● **WORK ITEM**
Where in the records does the word "Aryanime" appear? Copy each line that holds it.

● **MATERIALS PROVIDED**
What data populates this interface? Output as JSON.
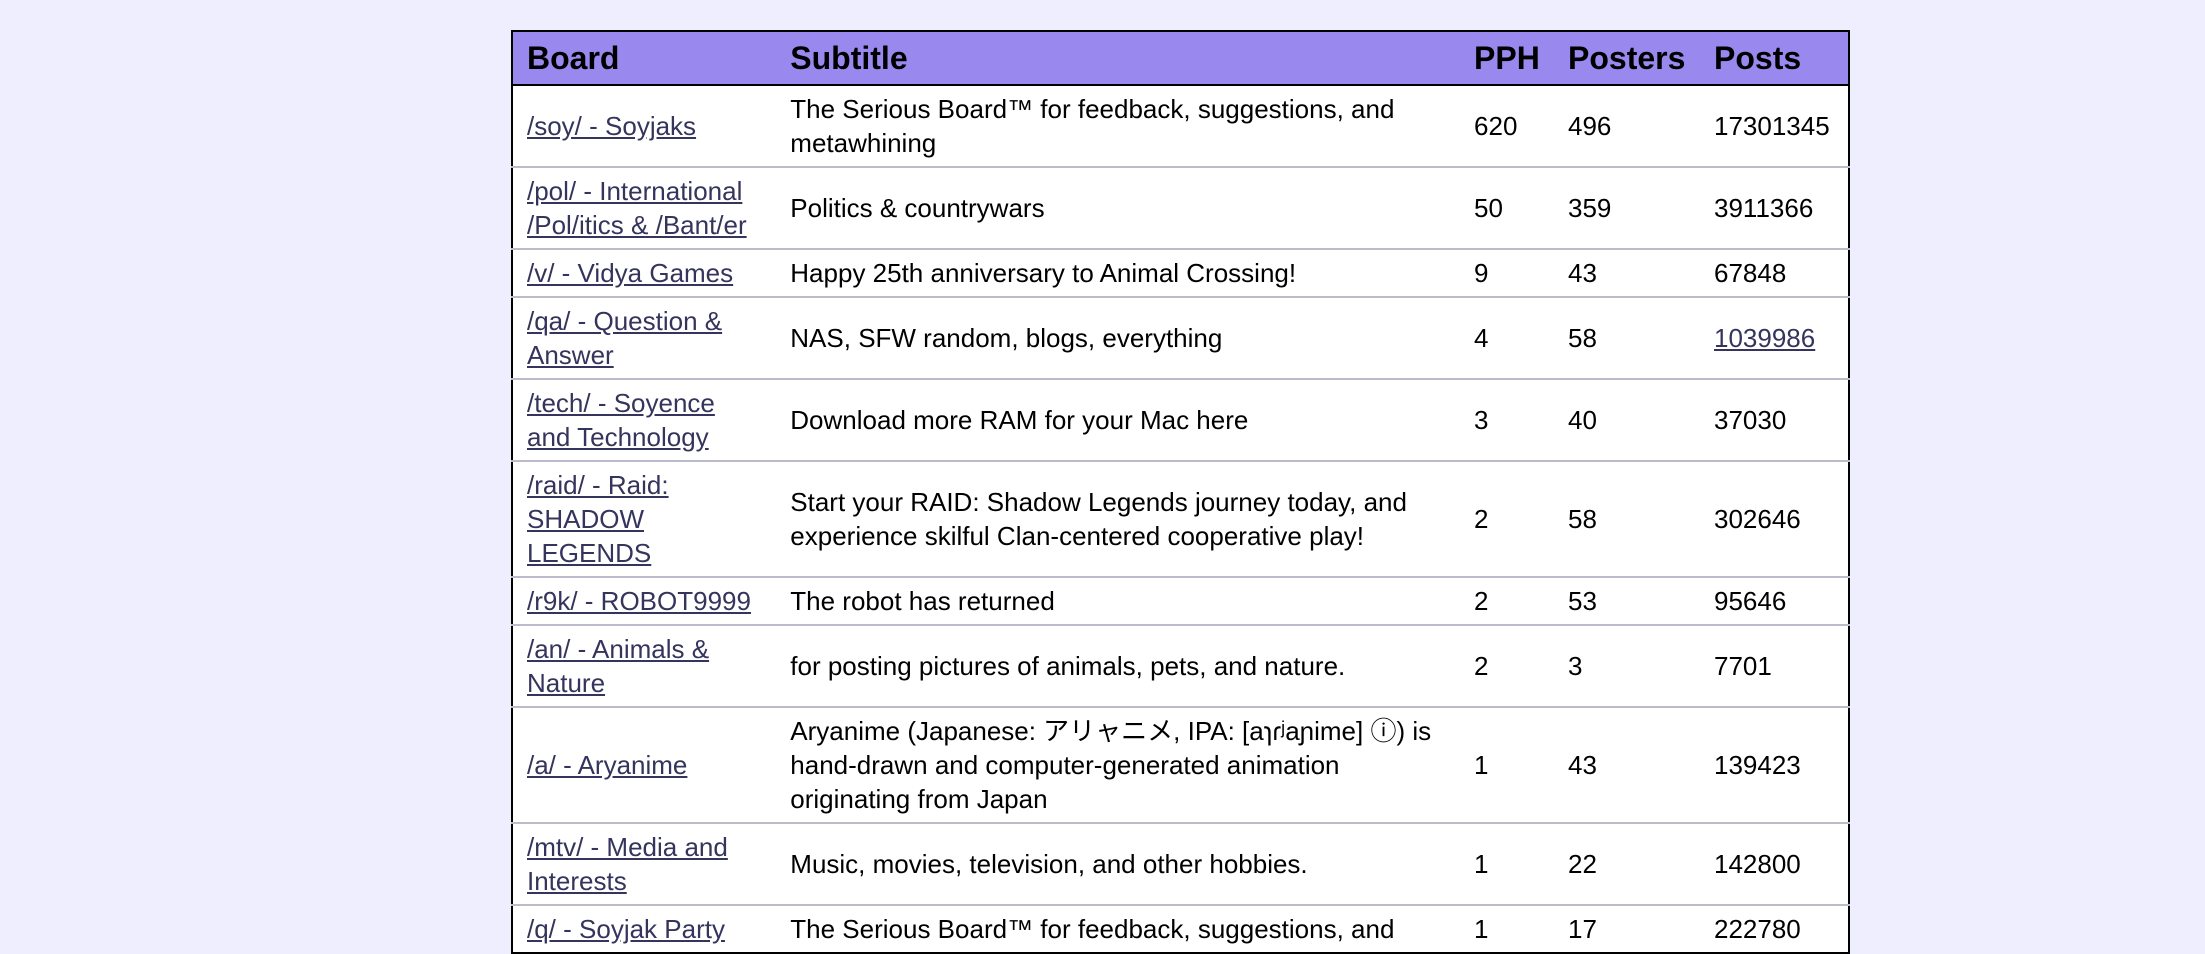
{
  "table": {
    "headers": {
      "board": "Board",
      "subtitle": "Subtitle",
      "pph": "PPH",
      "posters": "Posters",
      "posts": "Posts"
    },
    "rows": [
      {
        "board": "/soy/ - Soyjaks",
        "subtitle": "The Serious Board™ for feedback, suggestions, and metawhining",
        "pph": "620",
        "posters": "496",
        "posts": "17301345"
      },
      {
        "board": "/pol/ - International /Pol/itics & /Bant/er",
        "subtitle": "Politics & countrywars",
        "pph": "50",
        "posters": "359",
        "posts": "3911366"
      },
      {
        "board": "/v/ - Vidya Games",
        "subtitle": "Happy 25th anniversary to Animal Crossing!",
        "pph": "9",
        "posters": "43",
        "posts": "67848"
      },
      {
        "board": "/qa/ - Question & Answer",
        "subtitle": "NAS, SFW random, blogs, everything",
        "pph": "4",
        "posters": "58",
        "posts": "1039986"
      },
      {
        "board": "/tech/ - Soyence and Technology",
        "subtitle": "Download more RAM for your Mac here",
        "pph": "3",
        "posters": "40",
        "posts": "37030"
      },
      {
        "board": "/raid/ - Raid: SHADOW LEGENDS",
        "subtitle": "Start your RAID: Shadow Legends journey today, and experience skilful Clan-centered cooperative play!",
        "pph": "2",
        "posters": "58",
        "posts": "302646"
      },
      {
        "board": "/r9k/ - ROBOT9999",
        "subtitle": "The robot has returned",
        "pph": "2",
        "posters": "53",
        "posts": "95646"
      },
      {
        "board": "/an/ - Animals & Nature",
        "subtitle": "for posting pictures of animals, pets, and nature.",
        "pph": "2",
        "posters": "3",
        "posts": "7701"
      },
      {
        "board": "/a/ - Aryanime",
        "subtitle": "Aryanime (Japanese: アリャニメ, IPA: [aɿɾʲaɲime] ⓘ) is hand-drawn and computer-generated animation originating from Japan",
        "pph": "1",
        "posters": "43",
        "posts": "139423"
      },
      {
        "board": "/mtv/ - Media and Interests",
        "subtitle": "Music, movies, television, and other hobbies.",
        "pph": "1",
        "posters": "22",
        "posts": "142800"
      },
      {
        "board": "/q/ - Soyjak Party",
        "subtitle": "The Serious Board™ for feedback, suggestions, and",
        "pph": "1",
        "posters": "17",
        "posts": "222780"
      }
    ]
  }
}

● **RESULT OF THE TASK**
        "board": "/a/ - Aryanime",
        "subtitle": "Aryanime (Japanese: アリャニメ, IPA: [aɿɾʲaɲime] ⓘ) is hand-drawn and computer-generated animation originating from Japan",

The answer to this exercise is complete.